_Your assignment_: For this exercise, copy each line of the records that contains the word "Venus".

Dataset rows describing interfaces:
========================
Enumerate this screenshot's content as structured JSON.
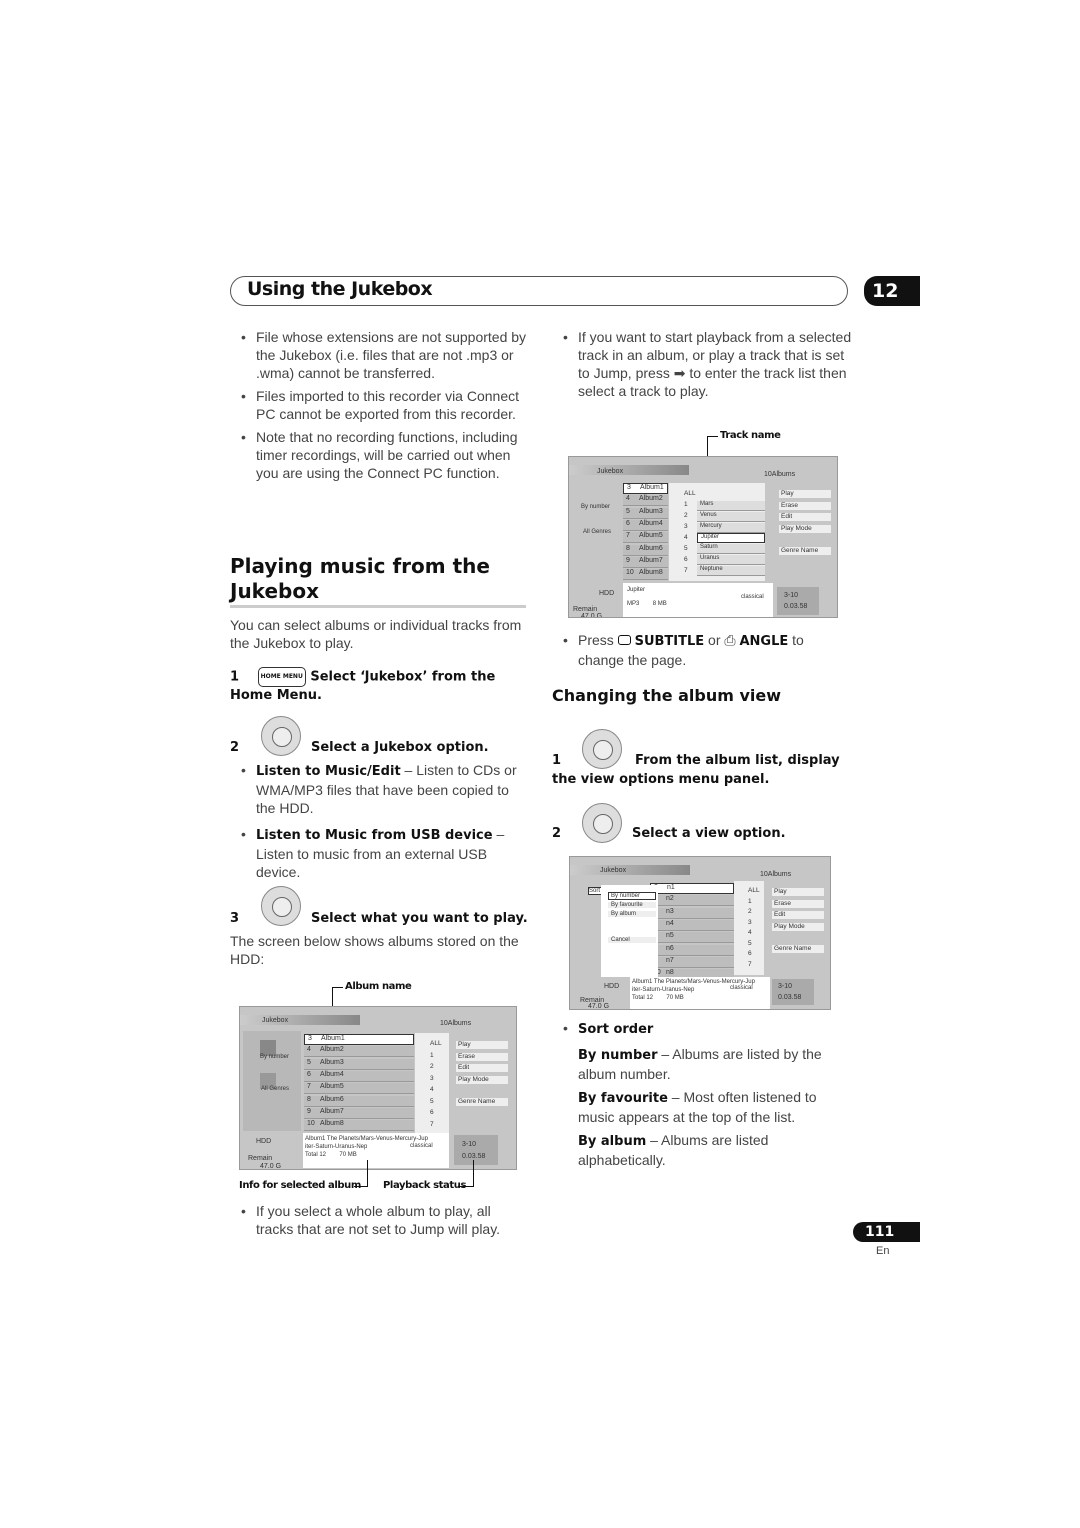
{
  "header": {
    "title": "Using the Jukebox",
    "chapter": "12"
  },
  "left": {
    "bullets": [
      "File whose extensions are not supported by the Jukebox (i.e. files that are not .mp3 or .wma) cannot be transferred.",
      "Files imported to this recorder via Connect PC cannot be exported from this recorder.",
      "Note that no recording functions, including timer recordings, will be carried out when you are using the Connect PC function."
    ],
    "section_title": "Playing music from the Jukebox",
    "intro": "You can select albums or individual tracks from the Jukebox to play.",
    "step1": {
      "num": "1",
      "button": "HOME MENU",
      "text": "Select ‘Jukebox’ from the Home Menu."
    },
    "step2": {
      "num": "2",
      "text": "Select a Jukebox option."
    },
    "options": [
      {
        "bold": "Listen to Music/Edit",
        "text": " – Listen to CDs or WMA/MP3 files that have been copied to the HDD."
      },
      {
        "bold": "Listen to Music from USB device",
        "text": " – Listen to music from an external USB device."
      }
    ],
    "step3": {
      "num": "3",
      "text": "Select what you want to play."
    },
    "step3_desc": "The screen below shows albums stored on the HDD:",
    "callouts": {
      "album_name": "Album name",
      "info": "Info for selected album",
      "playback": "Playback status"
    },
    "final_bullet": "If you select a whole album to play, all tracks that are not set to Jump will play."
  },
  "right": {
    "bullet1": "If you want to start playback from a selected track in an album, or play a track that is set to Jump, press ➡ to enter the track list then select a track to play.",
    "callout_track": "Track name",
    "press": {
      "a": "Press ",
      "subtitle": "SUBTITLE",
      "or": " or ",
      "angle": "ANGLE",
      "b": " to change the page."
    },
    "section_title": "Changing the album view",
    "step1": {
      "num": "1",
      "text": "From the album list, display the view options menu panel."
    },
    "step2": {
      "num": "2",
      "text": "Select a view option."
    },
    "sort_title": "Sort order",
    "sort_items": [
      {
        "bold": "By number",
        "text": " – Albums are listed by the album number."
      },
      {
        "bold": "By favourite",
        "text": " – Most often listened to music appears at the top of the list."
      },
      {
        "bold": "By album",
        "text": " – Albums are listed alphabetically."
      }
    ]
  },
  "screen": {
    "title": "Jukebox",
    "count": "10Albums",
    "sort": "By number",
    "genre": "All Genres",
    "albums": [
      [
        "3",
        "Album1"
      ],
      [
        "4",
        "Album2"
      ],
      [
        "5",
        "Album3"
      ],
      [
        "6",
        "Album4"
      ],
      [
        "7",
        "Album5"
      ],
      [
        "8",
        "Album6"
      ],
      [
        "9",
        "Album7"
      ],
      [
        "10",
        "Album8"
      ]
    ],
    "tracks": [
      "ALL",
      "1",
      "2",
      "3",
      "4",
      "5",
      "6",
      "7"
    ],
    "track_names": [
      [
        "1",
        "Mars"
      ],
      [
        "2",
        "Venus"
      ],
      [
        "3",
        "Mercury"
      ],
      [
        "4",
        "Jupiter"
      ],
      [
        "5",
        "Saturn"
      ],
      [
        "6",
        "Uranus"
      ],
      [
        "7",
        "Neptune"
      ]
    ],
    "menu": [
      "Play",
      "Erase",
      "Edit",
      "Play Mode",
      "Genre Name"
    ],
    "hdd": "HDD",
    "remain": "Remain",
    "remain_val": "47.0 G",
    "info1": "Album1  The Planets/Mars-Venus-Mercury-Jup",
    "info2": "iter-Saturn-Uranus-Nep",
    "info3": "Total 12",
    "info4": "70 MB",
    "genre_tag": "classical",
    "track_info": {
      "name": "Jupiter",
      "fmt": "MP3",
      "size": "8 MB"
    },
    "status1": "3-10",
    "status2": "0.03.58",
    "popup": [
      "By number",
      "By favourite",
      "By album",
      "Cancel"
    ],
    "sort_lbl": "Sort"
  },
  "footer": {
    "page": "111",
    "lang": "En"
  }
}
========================
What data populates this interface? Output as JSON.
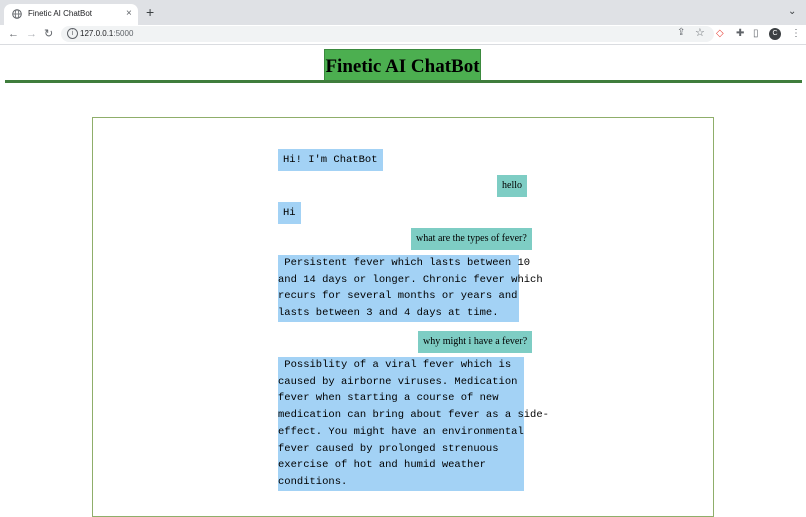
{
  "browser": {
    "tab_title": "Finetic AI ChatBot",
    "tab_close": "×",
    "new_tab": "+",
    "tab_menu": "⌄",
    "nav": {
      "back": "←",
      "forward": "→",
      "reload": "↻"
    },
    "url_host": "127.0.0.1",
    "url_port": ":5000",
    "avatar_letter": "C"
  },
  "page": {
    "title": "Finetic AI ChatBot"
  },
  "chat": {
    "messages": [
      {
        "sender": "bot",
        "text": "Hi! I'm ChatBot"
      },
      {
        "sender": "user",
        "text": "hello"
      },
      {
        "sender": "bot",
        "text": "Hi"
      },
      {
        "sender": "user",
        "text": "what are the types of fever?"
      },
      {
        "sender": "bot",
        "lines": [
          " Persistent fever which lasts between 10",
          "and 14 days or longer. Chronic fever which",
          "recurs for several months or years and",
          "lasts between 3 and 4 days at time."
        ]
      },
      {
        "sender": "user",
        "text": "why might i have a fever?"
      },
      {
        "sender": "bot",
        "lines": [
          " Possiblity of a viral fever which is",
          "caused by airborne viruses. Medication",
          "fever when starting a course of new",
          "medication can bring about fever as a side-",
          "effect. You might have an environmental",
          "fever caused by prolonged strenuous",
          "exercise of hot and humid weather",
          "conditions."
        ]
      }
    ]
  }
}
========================
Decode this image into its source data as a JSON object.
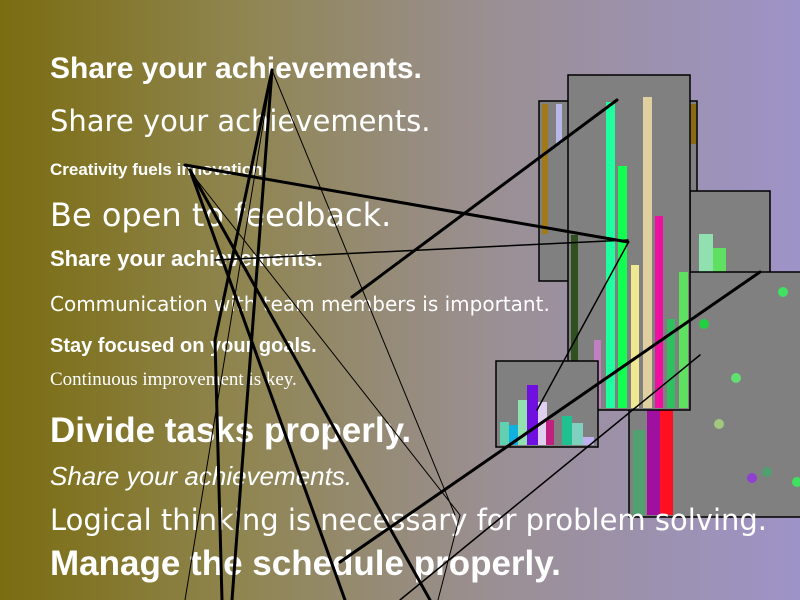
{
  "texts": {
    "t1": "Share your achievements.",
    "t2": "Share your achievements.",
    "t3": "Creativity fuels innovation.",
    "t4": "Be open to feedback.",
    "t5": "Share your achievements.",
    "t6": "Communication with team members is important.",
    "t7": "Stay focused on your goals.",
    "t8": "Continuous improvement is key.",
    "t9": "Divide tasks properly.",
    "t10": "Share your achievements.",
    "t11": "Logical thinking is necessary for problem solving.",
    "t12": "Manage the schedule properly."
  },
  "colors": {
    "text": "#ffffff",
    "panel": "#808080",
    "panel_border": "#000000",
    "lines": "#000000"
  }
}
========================
_Exercise response_:
        "Venus"
    "info1": "Album1  The Planets/Mars-Venus-Mercury-Jup",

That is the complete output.